In other areas though, CPEC hit some hurdles. The Quaid-i-Azam solar park was successfully launched and began generating its power this year. But the second generation solar tariff announced for the next round of investments in utility scale solar power plants have seen the upfront tariff reduced sharply, giving them reason to reconsider whether they wish to continue with their plans or not. The costs of CPEC projects are tallying up a lot faster than the hype around the projects, and unless there is more transparency about the financing arrangements under which the projects are being initiated, it is impossible to say whether their impact will be as beneficial and “transformative” as we are being told.
The NFC award got off to a weak start. The only meeting on this crucial topic was held in April. Initially, everyone waited for Sindh to nominate a member, and now the wait is on for Punjab to nominate a member since their last nominee became the provincial finance minister.

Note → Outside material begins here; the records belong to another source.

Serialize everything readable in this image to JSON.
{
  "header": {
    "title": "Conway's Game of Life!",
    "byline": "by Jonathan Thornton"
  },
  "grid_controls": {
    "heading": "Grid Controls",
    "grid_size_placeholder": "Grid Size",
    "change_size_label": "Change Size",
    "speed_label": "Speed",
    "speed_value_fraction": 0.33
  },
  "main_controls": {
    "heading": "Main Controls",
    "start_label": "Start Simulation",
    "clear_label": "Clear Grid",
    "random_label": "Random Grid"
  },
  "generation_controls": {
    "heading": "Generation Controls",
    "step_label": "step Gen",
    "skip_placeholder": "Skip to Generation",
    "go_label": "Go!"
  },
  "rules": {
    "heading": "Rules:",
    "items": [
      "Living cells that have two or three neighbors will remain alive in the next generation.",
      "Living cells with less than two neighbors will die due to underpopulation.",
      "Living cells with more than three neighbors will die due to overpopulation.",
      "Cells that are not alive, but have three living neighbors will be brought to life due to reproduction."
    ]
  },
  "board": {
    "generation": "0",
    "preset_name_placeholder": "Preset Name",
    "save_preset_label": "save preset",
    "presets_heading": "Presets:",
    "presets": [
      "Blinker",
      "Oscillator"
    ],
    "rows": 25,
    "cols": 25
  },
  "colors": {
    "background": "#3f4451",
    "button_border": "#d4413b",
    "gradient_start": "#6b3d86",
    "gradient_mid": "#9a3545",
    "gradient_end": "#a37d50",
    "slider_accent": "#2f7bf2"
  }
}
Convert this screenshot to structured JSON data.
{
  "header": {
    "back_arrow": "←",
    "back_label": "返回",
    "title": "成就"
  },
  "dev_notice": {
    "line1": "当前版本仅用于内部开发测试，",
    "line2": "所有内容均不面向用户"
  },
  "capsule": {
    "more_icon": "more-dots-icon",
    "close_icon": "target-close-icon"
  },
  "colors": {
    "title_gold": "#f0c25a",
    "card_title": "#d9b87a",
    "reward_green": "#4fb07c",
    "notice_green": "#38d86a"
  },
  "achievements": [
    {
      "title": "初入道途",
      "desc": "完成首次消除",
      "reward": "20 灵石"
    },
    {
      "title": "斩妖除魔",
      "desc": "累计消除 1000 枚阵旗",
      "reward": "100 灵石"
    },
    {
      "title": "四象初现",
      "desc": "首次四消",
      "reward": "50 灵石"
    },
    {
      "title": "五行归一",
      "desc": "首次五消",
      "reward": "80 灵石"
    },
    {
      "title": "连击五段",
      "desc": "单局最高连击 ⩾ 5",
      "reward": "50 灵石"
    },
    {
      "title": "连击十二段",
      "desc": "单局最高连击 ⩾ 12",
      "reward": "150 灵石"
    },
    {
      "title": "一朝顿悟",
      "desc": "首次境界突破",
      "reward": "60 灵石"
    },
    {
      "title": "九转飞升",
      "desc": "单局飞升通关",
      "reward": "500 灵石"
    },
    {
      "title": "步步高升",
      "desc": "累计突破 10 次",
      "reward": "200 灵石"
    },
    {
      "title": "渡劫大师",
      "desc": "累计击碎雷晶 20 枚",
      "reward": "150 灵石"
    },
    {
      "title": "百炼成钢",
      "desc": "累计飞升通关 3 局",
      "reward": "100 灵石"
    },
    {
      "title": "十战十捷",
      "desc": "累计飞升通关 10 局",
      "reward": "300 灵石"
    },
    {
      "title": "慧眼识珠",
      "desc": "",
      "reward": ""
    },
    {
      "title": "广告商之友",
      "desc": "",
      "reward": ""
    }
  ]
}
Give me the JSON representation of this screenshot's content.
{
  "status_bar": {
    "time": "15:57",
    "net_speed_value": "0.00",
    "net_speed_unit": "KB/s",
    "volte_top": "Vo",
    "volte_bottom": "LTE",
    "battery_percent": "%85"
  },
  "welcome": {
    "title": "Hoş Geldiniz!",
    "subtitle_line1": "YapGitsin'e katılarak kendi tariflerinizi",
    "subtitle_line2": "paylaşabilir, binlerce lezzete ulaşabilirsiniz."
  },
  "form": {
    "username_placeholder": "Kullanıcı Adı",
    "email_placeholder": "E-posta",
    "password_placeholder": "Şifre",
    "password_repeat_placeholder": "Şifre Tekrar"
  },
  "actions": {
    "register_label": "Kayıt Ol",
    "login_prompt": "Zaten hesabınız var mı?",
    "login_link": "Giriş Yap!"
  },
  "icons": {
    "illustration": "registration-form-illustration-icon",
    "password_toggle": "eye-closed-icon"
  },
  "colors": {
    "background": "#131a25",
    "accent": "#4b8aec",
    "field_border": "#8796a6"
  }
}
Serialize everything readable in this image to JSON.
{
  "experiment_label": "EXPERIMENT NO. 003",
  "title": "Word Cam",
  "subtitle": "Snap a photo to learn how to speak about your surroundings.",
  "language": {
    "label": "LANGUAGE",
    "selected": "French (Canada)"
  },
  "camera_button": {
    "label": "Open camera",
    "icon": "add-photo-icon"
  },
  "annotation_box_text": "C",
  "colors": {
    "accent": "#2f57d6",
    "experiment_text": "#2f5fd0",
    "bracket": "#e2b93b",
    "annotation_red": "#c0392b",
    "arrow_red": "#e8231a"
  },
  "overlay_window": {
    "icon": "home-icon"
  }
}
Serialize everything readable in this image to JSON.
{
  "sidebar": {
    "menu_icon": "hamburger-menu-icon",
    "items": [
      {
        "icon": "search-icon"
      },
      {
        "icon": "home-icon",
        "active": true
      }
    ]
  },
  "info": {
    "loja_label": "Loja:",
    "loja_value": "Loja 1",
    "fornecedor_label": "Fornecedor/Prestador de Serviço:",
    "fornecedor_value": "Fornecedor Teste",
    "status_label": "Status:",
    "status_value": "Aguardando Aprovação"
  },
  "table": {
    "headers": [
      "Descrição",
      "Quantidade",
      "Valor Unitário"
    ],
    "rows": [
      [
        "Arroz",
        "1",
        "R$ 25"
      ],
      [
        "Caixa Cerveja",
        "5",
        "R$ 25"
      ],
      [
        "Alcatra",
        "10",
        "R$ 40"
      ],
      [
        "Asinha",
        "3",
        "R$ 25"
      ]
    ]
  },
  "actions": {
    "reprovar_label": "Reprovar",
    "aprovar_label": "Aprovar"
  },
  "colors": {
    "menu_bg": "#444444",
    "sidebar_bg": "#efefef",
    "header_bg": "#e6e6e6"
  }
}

The last fiscal year closed without any new agreement, and currently the country is operating under a makeshift arrangement that continues the conditions of the last award. The president granted the last NFC award one more year while a new agreement is reached, but thus far it doesn’t appear like any meetings have taken place between the provinces and the centre, despite six months having elapsed since the extension was granted on July 1. It is possible that an agreement could be reached in the next six months, but given the state of the centre’s relations with the provincial governments of Sindh and KP, it’s a fair bet that this will take very tricky and skilful politics to pull off.
Then there is the population census, announced in March of 2015, and promised to be done by March of 2016. By September, the plan for the census included updating the census blocks and surveying all big mauzas with GPS. By now, digitised maps of urban areas ought to have been made, blocks updated in the database, mauzas surveyed with more than 50 teams, and a total of Rs1.2 billion released and spent on the exercise.
Today, the Pakistan Bureau of Statistics secretary confirms that Rs600 million have been released, and by January another Rs1.2bn will be released. He insists the exercise is fully on track but is now entirely conditional upon the army agreeing to provide the manpower for security. “We did whatever we could do,” he says with reference to the groundwork necessary for the census exercise. Mauzas need to be surveyed, census blocks need to be updated, digitised maps of urban areas need to be prepared. “Where possible, we have updated the information, where it was not possible, we will proceed with the older blocks, but the census exercise will not be delayed on account of these things,” he insists.
If the census is actually held on time, or even with some delays, it will be a big win for the PML-N government, especially if the results do not become controversial. The lack of a census has hampered policymaking and implementation for over a decade now, and if the year 2015 ends up being a turning point in this extended stalemate over the exercise, it will be a big positive coming out of the year.
We can debate the larger macroeconomic questions of 2015 all over again — the rising debt burden, the anaemic growth, the fall in foreign investment and exports and so on. But the issues that are structural in nature and that can actually help break the quagmire that our economic status quo is turning into, are issues like security, political stability, centre-province relations, stable government finances, and updated census information. The year 2015 served up a mixed bag of accomplishments on these fronts, but on the balance, more opportunities were lost than were seized. Let’s hope 2016 is an improvement.
The writer is a member of staff.
Published in Dawn, December 31st, 2015